Rollercoaster of Love
Sion Sono has become rather prolific lately, and I'm not complaining. This is his second major Western release of 2011 (following Cold Fish), and his most recent film Himizu received enthusiastic feedback from critics at Venice (also, somewhat accidentally, becoming the first major post Earthquake film fron Nippon). But before we get to see that, Eureka have released Guilty of Romance. It's the third part of a very rough thematic trilogy of films about the various different forms hate can take - Cold Fish and the brilliantly unwieldy Love Exposure being its predecessors. And boy oh boy, this is a film full of hate.
The story opens with detective Kazuko (Miki Mizuno) being called to a frankly horrific murder scene. If dead bodies upset you, prepare to be violently ill here - the images of decomposing flesh are deeply disturbing. Kazuko's role has been significantly cut down for this release, so lengthy flashbacks to two other women dominate the film. There's a protagonist of sorts in Izumi (Megumi Kagurazaka); the wife of a famous novelist who lives a life of bored servitude. The most demanding task of the day is calibrating her husband's slippers. After taking a job at a nearby supermarket just to get out of the house, she is spotted by a modelling agent who invites her to partake in a photo shoot. However, it transpires the shoot is actually one for soft pornography. Initially reluctant to participate, Izumi ultimately feels liberated by the encounter and engages in a series of casual sexual encounters. One day, she travels to Shibuya where she is seduced by a mysterious man in a bowler hat, who whisks her off to a love hotel. There, he sexually abuses and humiliates her. Wandering around in a daze, Izumi bumps into the larger-than-life Mitsuko (Makoto Togashi): a charismatic university lecturer who moonlights as a prostitute. She leads Izumi on a disturbing journey full of surrealism, sexual encounters, shocking revelations and - ultimately - violence.

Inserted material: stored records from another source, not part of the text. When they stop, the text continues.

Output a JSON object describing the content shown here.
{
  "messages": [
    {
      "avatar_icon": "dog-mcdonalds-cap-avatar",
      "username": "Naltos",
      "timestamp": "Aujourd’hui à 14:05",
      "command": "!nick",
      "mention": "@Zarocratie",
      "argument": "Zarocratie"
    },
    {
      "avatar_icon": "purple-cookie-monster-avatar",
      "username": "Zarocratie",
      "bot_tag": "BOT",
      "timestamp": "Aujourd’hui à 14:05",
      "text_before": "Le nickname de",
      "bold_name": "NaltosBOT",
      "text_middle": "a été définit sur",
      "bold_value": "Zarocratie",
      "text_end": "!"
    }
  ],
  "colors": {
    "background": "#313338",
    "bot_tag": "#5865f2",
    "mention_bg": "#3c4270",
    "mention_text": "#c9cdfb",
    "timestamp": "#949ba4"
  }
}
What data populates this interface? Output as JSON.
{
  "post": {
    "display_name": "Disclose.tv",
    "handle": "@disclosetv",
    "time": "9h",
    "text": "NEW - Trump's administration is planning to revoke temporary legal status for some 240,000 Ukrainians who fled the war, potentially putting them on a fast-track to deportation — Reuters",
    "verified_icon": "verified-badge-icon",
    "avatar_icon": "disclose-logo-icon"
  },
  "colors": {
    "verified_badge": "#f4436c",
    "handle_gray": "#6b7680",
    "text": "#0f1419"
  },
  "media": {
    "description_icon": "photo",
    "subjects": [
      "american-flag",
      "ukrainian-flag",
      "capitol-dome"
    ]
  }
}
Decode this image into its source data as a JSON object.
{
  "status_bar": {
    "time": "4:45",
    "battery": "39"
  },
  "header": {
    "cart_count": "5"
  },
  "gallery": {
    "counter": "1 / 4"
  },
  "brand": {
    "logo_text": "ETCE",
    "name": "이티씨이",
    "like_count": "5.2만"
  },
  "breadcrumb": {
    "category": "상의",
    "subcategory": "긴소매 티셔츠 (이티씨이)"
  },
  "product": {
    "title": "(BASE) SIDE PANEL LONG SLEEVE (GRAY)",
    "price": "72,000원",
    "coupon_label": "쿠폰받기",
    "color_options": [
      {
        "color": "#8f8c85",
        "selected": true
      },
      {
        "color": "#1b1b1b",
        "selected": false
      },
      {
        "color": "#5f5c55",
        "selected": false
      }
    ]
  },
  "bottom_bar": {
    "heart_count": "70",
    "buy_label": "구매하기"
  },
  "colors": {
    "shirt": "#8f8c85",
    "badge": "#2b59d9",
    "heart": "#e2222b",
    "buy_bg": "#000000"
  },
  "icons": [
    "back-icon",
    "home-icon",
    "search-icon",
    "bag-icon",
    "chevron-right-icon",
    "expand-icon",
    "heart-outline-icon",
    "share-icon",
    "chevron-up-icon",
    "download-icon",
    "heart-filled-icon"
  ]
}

Of the many things that differentiate Guilty of Romance from the pack is the utter joylessness of the film. After early scenes of liberation, this tale is largely devoid of happiness. Sex, Mitsuko teaches Izumi, is a tool, something to be exploited for money (Sono critiquing the porn and sex trades in the process). There's no joy to be found in it, no 'love'. The sex is brutal and profoundly unerotic - surprisingly graphic, too, considering the harsh censorship laws in Japan. As a descent into the strange purgatory that is Shibuya's love hotel district, it's fascinating. The film is rarely less than intense, and Sono's fondness for the odd visual flight of fancy is welcome. A character who walks around squirting neon pink paint on people and surroundings makes for some particularly memorable sights. No stranger to shocking the audience - the gory prologue of Suicide Club, finally released on Region 2 DVD a few weeks ago, still lingers - even the most desensitized of audience members will find this tough going at times.
Like all Sono films, Guilty of Romance is pretty fucking messy. While his films are rarely less than compelling, it's pretty obvious at this stage that he's not one for traditional structure, and his films can feel rather loose as a result. With the UK theatrical just passing the two hour mark (the Japanese one is longer at 144 minutes), it's notably shorter than his recent films. But there's still a lot of ideas, and the frequent moment where the viewer will wonder where all this is going. And, yes, it can be hard to pick out the meaning amongst the increasingly nightmarish events. Some twists and turns are downright unconvincing, including a shock revelation which probably won't come across as shocking to many.
But many of the ideas stick and resonate. Accusations of misogyny will be made, but those people may not have paid enough attention. Sure, women are subject to extremely vile acts throughout the film. But they're also independent, powerful characters. And the men are shown as a foul bunch - few of them are anything other than selfish, and all are exploiting the women in various degrading ways. It all comes back to the key thematic concern of the film, and the 'trilogy' as a whole: hate. These people hate life, and hate other people. In the absence of happiness, they seek whatever twisted pleasure they can find.
The various lifestyle decisions characters in Guilty of Romance make are shown as shallow, unrewarding and destructive ways of life. It isn't meant as a realistic critique - everything is illustrated in broad, cartoonish strokes. And that's what makes the film a fascinating and deeply uneven experience. There are fresh ideas presented every step of the way, and the viewer is forced to engage with them through Sono's take-no-prisoners directorial style. Guilty of Romance is a grim and exhausting film, but it also shows a director who makes his points like no other. It may not be his masterpiece (Love Exposure remains the highlight of this particular trio), but GoR will beat you into submission. And it's all the better for it.